Shamriz, 26, lived in the Young Generation neighborhood of Kibbutz Kfar Aza, according to the forum.

Shamriz was slated to study computer engineering at Sapir College, the forum said.

"Alon's family and friends described him as a lover of life and a dedicated basketball fan. He played on the Sha'ar Hanegev basketball team," the forum said in a statement.

National Security Council spokesperson John Kirby called the incident "heartbreaking" and a "tragic mistake," adding it is not particularly a reflection of Israeli’s ability to be precise.

Kirby: 'Constructive' conversations with Israelis about military transition

National Security Council spokesperson John Kirby said conversations with the Israelis about transitioning to lower intensity military operations have been "constructive."

"There’s a general agreement that a transition to lower intensity operations obviously is going to be an important next step here," Kirby said. "The idea of transitioning into different phases is certainly a common practice among militaries as they conduct operations of this kind."

-ABC News' Selina Wang

Al Jazeera cameraman killed in Gaza

Al Jazeera cameraman Samer Abu Daqqa died in Gaza after he was struck and injured during combat in the region, ABC News has confirmed. He died at the scene before an ambulance could reach him.

Al Jazeera said its correspondent, Wael al-Dahdouh, was injured from shrapnel in the same incident.

Sixty-five journalists have been killed since the start of the Israel-Hamas war, according to the Committee to Protect Journalists.

-ABC News' Nasser Atta and Sami Zayara

Biden administration approves emergency tank ammunition sale to Israel

The Biden administration approved the possible sale of tank ammunition to Israel through an emergency order, circumventing Congress.

In a release, the State Department notified Congress about the emergency sale on Friday.

"The Secretary of State determined and provided detailed justification to Congress that an emergency exists that requires the immediate sale to the Government of Israel of the above defense articles and services in the national security interests of the United States, thereby waiving the Congressional review requirements under Section 36(b) of the Arms Export Control Act, as amended," the release states.
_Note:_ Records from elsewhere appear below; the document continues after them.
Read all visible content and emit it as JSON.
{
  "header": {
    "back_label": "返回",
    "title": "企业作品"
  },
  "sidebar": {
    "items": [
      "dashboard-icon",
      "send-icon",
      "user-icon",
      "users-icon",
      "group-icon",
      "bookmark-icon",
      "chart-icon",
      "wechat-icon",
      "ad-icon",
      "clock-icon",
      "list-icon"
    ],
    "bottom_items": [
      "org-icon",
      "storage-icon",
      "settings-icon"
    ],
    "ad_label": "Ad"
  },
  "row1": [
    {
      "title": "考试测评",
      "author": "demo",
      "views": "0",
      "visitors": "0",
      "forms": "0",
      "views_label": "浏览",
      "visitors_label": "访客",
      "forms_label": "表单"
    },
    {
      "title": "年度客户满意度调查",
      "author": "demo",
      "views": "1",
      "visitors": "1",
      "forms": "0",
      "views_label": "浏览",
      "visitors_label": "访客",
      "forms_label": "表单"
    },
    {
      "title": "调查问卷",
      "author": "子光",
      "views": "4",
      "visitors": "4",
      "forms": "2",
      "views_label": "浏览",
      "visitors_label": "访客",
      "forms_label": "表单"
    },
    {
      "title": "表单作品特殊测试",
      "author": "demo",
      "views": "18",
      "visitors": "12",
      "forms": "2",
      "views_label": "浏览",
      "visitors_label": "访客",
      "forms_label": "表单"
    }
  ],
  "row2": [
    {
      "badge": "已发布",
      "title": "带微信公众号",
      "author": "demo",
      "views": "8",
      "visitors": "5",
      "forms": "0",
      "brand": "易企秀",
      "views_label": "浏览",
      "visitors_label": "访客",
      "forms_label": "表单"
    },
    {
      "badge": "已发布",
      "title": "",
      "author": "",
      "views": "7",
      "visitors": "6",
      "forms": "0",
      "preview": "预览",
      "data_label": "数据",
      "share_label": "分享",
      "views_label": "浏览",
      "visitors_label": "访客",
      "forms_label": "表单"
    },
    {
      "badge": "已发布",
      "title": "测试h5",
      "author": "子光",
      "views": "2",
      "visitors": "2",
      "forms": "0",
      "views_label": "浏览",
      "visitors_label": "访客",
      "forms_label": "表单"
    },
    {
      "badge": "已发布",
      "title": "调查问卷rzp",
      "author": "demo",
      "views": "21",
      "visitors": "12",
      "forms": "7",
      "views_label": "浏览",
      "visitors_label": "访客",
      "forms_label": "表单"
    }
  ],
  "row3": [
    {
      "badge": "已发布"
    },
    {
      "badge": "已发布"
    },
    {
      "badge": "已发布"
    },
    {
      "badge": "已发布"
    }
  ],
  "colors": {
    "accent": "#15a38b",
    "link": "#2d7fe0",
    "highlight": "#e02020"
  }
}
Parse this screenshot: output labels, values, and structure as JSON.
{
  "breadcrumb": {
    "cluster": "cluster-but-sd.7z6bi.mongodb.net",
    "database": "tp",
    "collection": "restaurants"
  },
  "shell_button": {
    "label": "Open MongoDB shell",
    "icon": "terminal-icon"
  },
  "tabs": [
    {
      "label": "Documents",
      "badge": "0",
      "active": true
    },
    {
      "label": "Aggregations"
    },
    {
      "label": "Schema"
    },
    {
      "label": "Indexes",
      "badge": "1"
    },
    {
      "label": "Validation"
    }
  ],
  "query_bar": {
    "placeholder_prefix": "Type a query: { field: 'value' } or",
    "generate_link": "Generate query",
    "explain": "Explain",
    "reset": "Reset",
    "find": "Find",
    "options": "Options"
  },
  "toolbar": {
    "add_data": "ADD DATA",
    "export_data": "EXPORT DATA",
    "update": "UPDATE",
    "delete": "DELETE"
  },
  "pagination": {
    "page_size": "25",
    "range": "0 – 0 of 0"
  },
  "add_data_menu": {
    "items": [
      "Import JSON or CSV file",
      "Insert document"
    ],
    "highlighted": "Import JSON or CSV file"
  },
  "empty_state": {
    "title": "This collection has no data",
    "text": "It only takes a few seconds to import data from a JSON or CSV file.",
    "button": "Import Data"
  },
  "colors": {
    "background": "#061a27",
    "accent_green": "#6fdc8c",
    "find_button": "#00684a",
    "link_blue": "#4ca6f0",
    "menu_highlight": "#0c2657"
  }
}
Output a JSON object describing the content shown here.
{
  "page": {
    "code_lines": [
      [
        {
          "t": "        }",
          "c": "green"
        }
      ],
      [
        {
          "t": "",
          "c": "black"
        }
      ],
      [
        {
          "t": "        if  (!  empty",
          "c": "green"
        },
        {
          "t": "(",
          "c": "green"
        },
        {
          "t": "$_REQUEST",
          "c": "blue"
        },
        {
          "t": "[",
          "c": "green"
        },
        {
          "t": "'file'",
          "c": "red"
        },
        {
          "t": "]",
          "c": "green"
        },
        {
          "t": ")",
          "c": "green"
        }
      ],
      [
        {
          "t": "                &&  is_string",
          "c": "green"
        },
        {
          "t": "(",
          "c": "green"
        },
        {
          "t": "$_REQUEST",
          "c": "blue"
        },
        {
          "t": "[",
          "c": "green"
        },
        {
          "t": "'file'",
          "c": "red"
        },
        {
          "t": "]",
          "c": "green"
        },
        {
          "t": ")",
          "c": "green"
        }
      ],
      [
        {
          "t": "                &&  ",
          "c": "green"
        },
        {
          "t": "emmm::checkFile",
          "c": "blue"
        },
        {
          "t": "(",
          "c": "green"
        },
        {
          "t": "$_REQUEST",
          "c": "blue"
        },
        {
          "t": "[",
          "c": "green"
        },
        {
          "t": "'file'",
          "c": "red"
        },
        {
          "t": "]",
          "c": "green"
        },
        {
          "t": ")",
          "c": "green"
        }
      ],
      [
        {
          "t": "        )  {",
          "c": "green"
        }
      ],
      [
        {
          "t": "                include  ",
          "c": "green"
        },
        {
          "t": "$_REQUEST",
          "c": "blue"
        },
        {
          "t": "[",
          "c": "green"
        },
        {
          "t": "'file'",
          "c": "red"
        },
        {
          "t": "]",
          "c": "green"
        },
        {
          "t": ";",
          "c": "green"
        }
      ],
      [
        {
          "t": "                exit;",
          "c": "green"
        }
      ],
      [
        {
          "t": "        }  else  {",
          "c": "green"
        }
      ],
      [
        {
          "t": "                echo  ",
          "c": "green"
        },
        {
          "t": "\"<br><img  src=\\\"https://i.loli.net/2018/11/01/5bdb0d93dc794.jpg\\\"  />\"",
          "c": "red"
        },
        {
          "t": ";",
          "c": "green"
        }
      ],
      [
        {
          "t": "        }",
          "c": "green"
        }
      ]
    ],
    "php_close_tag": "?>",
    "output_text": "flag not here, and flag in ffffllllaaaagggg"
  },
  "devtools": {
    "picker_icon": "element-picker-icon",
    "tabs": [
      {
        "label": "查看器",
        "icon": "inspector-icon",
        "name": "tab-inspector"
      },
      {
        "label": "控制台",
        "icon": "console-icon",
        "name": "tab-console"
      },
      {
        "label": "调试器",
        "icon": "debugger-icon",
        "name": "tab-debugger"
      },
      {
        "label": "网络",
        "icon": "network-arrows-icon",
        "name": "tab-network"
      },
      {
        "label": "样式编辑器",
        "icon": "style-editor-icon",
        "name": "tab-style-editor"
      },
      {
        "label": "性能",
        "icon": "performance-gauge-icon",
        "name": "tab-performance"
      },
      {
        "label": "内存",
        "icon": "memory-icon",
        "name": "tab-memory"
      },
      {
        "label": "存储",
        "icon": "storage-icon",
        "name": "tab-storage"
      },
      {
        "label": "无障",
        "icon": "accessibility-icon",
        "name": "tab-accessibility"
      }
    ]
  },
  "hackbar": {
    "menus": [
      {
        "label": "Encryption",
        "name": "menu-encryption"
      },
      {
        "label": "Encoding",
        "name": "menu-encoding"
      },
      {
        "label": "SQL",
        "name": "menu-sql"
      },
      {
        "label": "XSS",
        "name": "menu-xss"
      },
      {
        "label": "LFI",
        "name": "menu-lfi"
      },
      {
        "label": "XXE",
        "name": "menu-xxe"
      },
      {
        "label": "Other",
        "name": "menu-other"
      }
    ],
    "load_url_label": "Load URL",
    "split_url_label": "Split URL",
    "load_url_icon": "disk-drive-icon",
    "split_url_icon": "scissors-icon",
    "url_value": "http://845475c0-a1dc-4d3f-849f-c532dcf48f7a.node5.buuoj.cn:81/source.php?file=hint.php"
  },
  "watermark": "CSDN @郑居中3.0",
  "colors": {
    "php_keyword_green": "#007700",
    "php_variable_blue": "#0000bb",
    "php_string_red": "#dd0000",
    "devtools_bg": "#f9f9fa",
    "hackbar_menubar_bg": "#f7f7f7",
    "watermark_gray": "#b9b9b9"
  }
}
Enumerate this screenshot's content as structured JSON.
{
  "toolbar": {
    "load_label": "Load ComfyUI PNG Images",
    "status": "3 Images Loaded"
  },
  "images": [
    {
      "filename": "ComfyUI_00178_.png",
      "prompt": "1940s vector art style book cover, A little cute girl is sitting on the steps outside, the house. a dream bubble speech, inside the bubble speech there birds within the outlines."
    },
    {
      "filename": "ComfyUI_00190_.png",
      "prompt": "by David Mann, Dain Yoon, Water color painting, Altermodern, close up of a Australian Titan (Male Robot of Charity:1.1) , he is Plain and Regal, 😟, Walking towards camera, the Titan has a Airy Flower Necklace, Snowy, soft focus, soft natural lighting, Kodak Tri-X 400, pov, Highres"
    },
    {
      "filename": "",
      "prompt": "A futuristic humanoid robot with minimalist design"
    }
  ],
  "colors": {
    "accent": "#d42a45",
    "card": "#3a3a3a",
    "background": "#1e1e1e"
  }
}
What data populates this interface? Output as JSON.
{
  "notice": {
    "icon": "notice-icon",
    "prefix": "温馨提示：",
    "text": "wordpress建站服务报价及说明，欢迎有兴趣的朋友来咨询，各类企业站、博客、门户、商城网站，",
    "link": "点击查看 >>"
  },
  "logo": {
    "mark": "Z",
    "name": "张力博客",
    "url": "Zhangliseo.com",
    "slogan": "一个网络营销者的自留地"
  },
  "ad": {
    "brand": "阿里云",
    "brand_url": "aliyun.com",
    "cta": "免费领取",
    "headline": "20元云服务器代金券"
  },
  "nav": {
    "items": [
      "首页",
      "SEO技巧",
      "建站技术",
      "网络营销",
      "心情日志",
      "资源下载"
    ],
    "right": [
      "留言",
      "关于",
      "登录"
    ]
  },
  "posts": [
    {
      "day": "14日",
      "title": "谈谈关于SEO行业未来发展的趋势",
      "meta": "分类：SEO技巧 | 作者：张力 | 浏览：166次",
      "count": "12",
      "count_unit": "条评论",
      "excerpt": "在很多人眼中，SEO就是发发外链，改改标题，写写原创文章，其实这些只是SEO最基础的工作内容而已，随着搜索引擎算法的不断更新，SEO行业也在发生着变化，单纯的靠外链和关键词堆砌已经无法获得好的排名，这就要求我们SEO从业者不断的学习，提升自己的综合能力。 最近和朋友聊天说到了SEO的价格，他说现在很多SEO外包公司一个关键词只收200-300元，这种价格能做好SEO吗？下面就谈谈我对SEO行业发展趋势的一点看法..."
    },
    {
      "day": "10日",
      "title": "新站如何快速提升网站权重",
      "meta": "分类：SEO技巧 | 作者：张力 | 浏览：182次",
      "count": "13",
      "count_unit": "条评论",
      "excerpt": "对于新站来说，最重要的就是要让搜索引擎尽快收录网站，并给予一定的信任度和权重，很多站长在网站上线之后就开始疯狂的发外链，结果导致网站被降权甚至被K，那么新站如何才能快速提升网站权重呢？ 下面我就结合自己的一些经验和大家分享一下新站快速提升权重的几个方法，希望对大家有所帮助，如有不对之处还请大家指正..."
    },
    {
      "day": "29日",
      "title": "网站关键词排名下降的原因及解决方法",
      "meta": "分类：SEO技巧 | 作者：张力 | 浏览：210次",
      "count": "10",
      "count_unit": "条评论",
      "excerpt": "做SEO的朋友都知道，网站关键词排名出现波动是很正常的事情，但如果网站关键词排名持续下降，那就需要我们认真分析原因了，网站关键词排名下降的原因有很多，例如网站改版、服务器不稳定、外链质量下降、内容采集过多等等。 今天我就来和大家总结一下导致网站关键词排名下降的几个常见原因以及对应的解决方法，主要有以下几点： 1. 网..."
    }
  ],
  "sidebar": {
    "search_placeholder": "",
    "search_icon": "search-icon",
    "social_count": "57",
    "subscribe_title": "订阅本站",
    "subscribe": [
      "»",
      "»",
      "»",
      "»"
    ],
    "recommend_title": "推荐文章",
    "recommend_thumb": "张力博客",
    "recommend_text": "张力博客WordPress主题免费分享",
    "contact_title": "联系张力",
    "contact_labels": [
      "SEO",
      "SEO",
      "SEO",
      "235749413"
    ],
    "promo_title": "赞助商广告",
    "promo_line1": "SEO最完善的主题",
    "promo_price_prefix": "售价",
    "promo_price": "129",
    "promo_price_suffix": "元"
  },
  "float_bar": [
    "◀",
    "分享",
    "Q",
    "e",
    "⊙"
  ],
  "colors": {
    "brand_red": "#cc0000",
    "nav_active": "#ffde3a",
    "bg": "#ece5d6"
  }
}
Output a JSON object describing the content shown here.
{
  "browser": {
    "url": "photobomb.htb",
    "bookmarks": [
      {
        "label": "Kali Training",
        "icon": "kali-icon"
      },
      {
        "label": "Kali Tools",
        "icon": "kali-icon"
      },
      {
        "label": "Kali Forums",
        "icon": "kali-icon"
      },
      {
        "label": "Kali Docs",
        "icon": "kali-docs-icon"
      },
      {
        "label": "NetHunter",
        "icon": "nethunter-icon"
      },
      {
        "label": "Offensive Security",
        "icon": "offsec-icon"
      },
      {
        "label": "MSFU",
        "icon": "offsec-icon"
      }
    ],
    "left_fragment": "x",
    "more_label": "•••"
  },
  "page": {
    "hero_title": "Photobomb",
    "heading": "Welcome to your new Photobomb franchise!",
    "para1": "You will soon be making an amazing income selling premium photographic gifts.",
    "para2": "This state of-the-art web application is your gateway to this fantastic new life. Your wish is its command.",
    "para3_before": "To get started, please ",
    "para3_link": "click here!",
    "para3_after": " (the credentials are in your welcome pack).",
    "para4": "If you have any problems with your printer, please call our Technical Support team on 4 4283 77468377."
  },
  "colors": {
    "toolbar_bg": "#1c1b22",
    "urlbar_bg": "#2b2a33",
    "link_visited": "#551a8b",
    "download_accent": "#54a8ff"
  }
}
The sale -- of 120mm tank cartridges and related equipment -- is estimated to cost $106.5 million.

-ABC News' Davone Morales and Shannon Crawford